(Items from an interface collection)

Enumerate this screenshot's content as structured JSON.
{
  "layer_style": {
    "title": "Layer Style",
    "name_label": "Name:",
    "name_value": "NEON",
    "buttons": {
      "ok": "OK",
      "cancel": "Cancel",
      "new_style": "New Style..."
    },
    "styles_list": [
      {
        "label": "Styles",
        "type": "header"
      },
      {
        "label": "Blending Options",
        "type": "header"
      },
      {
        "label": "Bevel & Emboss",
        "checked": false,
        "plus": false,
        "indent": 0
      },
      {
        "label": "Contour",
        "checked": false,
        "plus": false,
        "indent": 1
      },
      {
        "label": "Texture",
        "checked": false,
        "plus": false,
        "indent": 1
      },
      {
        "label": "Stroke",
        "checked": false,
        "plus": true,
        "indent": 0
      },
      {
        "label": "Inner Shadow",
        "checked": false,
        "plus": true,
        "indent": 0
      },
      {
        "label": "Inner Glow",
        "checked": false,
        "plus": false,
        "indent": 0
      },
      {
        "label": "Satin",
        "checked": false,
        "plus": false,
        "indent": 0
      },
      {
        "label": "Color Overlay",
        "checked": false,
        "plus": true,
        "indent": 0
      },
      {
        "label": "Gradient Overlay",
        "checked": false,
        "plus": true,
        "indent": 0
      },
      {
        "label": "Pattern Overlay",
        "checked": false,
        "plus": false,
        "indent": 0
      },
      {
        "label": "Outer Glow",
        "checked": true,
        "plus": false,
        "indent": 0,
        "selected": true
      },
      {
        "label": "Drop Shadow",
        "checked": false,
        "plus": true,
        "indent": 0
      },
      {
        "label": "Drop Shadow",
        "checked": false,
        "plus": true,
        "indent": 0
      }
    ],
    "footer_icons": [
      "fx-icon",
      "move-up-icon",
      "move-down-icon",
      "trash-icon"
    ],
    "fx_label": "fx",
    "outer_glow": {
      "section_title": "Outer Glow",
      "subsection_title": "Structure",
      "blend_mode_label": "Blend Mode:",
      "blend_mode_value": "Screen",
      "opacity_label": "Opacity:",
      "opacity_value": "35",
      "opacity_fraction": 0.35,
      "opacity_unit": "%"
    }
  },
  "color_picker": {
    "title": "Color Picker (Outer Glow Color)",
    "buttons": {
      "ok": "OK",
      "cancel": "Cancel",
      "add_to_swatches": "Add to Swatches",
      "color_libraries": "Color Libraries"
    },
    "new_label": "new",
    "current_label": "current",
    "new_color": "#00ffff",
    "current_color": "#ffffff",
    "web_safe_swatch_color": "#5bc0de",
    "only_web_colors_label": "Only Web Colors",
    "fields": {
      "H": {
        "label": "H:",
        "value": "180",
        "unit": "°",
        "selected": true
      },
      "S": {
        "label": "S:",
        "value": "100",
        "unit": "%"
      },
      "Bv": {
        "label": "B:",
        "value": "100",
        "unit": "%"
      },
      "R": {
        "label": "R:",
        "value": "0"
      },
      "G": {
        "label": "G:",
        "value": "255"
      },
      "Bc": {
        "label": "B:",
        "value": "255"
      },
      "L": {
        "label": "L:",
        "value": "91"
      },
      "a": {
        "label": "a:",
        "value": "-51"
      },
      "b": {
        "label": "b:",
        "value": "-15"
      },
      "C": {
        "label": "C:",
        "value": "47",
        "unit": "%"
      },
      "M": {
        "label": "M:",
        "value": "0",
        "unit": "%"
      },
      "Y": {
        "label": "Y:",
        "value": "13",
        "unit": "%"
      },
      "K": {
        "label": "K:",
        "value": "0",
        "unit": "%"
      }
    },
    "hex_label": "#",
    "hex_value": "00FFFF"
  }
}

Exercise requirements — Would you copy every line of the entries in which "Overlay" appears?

Task result —
        "label": "Color Overlay",
        "label": "Gradient Overlay",
        "label": "Pattern Overlay",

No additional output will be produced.